Background: Nanoparticulate polymeric systems (nanoparticles [Np]) have been widely studied for the delivery of drugs to a specific target site. This approach has been recently considered for the therapy of brain diseases. The major problem in accessing the CNS is linked to the presence of the blood-brain barrier.
Objective: The present review deals with the different strategies that have been developed in order to allow Np drug carriers entry into the CNS parenchyma. Among these, the use of magnetic Np, Np conjugation with ligands for blood-brain barrier receptors, with antibodies, and the use of surfactants have been considered.
Methods: All the literature available is reviewed in order to highlight the potential of this drug delivery system to be used as a drug carrier for the treatment of CNS pathologies.

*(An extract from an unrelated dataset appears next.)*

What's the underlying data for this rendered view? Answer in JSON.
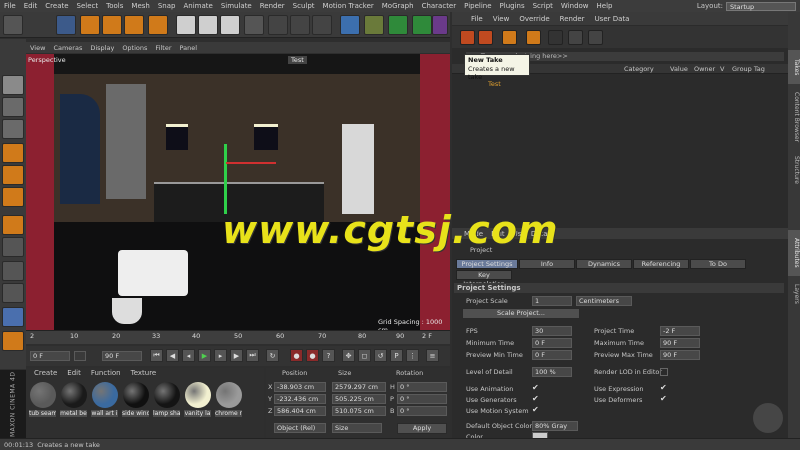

Conclusions: Polymeric Np have been shown to be promising carriers for CNS drug delivery due to their potential both in encapsulating drugs, hence protecting them from excretion and metabolism, and in delivering active agents across the blood-brain barrier without inflicting any damage to the barrier. Different polymers have been used and different strategies have been applied; among these, the use of specific ligands to enhance the specificity of drugs delivered to the CNS has recently been considered. At present, clinical trials are being conducted appeared for the use of these drug carriers but none related to the treatment of CNS diseases.